About halfway through the year, we were convinced that Samsung’s Galaxy S6 would rule the category of best smartphone for the year, but things quickly turned once the Nexus 6P came onto the scene.
The Huawei-made Nexus 6P is our pick for best Android device of the year. It sports a thin, aluminum frame, and its rear-facing fingerprint sensor is one of the fastest and most accurate we’ve ever used. The Nexus 6P also boasts a Snapdragon 810 processor, 3GB of RAM, a beautiful 5.7-inch display, USB Type-C, amplified stereo speakers, and a 12-megapixel rear-facing camera sensor with impressive low light abilities.
Now, the Nexus 6P isn’t entirely perfect. It’s missing a few flagship features, like wireless charging and OIS, but this is the phone to get if you’re looking for a pure, premium Android experience. And for about $200 less than the current crop of high-end phones, you’re getting a phone directly from Google that works on any cellular network and receives software updates weeks or months ahead of others.

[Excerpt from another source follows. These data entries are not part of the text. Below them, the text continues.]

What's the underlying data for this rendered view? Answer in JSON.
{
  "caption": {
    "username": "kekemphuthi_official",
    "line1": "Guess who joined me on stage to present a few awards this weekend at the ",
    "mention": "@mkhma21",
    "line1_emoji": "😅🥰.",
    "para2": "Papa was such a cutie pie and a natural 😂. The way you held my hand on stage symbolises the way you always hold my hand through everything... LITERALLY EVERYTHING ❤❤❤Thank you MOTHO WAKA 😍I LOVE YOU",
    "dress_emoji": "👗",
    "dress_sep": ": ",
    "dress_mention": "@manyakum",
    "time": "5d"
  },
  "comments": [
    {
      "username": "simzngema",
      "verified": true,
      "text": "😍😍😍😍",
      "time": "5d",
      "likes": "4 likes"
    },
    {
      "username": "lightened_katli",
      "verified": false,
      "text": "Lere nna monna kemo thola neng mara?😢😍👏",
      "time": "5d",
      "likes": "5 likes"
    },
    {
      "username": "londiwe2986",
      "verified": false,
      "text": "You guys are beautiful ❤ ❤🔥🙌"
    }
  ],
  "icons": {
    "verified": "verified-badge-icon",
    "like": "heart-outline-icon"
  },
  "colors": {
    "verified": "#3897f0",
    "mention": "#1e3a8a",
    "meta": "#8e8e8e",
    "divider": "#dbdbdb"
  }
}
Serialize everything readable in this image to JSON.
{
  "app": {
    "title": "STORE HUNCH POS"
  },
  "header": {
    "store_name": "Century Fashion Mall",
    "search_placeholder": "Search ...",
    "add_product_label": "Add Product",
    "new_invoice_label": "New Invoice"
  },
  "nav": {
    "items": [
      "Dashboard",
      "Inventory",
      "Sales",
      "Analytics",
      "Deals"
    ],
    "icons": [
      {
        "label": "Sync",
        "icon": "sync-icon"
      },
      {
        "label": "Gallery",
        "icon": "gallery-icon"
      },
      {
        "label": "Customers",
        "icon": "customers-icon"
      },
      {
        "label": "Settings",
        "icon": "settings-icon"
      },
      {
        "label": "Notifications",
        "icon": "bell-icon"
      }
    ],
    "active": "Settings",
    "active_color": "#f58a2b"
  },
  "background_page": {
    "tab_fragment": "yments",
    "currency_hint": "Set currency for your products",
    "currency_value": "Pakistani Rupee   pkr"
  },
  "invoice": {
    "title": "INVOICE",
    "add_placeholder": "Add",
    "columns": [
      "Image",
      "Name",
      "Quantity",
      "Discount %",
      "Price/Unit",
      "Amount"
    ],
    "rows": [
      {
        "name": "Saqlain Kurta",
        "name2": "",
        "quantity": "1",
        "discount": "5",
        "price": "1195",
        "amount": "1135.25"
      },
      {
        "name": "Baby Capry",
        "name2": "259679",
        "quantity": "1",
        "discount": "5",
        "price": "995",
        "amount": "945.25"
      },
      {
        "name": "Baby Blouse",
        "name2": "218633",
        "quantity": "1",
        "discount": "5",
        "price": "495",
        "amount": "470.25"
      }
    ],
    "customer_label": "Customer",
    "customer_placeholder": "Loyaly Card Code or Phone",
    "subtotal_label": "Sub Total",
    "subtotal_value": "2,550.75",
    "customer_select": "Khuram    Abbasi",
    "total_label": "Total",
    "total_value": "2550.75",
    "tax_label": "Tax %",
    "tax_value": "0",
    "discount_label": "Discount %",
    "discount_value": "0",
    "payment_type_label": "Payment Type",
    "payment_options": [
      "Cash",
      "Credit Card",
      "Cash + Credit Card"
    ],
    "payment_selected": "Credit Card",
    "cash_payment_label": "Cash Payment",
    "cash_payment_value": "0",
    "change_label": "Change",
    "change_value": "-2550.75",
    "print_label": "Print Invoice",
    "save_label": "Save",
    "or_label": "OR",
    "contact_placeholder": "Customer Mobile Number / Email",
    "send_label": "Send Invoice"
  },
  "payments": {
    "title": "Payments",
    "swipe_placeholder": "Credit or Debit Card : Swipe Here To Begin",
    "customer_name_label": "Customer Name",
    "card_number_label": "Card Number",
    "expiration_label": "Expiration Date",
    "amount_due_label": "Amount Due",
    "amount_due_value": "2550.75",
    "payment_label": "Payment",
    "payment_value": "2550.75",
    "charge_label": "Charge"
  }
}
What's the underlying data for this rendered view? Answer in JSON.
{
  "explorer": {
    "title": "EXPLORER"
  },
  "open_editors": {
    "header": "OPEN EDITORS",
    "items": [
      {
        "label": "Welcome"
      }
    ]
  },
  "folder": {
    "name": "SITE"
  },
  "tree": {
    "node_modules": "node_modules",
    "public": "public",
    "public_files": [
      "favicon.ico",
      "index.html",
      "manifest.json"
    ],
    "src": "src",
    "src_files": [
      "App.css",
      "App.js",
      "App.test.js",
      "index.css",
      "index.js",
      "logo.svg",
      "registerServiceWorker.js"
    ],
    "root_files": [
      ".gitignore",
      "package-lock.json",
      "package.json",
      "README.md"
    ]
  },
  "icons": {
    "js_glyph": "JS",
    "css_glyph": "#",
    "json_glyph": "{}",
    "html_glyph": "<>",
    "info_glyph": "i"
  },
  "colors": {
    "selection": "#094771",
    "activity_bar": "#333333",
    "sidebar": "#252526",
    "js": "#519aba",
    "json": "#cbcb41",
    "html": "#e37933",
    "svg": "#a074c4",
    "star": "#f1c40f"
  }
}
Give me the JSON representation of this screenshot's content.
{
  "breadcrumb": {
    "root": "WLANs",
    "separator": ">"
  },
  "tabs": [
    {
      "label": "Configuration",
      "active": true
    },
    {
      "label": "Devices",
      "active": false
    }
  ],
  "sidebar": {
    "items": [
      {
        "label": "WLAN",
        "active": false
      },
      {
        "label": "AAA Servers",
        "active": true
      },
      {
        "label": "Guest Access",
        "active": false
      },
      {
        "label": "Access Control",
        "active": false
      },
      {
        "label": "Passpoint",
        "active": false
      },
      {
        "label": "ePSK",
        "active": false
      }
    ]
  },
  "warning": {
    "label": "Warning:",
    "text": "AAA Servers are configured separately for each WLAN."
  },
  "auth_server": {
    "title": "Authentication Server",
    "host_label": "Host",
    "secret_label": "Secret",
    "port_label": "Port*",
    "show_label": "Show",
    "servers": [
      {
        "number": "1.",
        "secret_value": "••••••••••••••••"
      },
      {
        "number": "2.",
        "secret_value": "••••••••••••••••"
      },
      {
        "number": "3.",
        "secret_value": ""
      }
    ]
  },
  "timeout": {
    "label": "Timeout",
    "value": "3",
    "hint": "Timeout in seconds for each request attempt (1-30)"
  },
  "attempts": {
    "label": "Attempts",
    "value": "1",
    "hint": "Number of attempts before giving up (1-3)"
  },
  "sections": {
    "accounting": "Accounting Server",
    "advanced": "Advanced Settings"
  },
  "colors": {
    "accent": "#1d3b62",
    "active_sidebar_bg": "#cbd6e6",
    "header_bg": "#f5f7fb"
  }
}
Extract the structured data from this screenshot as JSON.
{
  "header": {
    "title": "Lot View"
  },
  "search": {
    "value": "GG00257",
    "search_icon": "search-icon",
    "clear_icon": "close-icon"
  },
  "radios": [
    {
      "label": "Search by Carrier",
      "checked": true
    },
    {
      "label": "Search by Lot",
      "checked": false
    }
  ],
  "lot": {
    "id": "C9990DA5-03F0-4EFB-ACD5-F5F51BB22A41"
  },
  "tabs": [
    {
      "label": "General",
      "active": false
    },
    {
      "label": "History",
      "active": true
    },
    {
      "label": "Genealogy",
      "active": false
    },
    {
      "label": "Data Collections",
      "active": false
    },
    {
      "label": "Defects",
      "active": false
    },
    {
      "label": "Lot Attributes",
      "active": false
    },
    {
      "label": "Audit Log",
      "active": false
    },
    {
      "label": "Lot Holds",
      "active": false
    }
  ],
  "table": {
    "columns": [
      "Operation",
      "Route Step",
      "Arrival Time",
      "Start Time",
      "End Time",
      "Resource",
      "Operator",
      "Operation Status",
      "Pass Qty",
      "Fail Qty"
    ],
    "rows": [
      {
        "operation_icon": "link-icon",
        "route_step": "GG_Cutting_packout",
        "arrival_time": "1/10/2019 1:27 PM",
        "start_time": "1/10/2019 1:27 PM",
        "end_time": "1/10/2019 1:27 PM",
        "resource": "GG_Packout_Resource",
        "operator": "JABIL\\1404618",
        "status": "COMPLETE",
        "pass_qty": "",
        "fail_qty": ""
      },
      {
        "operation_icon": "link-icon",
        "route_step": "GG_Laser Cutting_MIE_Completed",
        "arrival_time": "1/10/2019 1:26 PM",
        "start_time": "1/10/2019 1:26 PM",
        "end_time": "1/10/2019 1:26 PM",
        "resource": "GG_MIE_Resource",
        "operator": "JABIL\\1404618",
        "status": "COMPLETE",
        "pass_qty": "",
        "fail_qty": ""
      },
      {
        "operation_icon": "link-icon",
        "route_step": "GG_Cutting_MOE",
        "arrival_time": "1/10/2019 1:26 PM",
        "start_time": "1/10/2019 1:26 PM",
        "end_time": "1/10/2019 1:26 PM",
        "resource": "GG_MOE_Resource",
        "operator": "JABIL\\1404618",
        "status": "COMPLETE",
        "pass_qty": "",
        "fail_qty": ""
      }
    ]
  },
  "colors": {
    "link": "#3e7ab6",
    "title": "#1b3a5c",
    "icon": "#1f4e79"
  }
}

The Moto X Pure Edition is a high-end device at a mid-range price. It comes with a Snapdragon 808 processor, 3GB of RAM, a 5.7-inch Quad HD display, and stereo streakers, all wrapped in a package that you can customize to your liking, starting at $400.
Motorola doesn’t pack its phones with a ton of bloatware, either. Its version of Android sticks close to the stock design, but adds helpful features and software add-ons, like Moto Display and Moto Voice. The Moto X Pure Edition may not be as powerful or as polished as some other flagship devices, but if offers a whole lot at a fraction of the price.
Previously, Motorola’s Moto G managed to fulfill the criteria for the category of best bang for your buck, but this year we like the OnePlus X a little more.
The OnePlus X is a 5-inch phone with last year’s hardware at this year’s budget price. For $250, you get a 1080p AMOLED display, a Snapdragon 801 processor, 3GB of RAM, a 2,535 mAh battery pack, and a 13-megapixel rear-facing camera that’s finicky, but capable. OnePlus also kept its version of Android, dubbed Oxygen OS, close to Google’s, with just a few added extras.
The only drawback of this stylish little device is that it’s missing support for two of T-Mobile and AT&T’s LTE bands, so you’ll be somewhat limited if you’re using this phone in the U.S. It also doesn’t work on Sprint or Verizon Wireless. But as a world phone, or traveling companion, it’s a pretty good deal.
The LG V10 is the best camera phone, period. Its rear-facing, 16-megapixel camera offers full manual controls, and since you can shoot in RAW mode, you can take the original photo file into Adobe Lightroom or a similar editing program and spruce it up.
The V10 also offers the best low-light performance out of all the flagship devices this year, manual controls for recording video, and dual front-facing cameras, so you can choose between a standard 80-degree selfie, or a wide-angle 120-degree group selfie. It’s nice to have options.
The V10 is a solid smartphone, too. It comes equipped with a Snapdragon 808 processor, 4GB of RAM, a 3,000 mAh battery pack, and a 5.7-inch QuadHD display. It also has NFC, a fingerprint scanner on the back, and an expansion slot, so you can easily store all those large photo files on a MicroSD card.
Bigger phones are still the best phones for some situations, and though most smartphone manufacturers have shifted towards making phablet-sized devices, they’re not equipped with useful software the way Samsung’s are.
The Galaxy Note 5 is the best phablet device that Samsung’s ever produced. It boasts a beautiful 5.7-inch display, powerful innards, including an octa-core processor and 4GB of RAM, and a suite of helpful productivity apps that take advantage of its dockable stylus, the S-Pen. It’s also got a killer 16-megapixel camera with a ton of neat features, including granular manual controls and live YouTube broadcasting. This phone-tablet hybrid puts even its smaller sibling, the Galaxy S6, to shame.
Even with Google’s Pixel C just hitting the market, and running circles around most Android tablets in its benchmark scores, Samsung’s Galaxy Tab S2 is still the best Android tablet available—Touchwiz and all.
The Galaxy Tab S2 doesn’t take itself too seriously. It’s for Android users who want something a little more premium than Google’s Nexus offerings, but don’t particularly care about whether or not it runs stock Android. It runs on an 1.9GHz octa-core Exynos 5433 processor and 3GB of RAM, features a stunning Super AMOLED display, and comes in two very thin, very comfortable-to-hold sizes. Both tablets also have expansion slots, so you can pop in a MicroSD card for more storage space.
If you want an Android Wear smartwatch with a great experience inside and out, look no further than Motorola’s second-generation Moto 360. This year’s model features a Snapdragon 400 processor with much better battery life. Better yet, the Moto 360 now comes in three different styles and two sizes—including one for the ladies—all of which are completely customizable.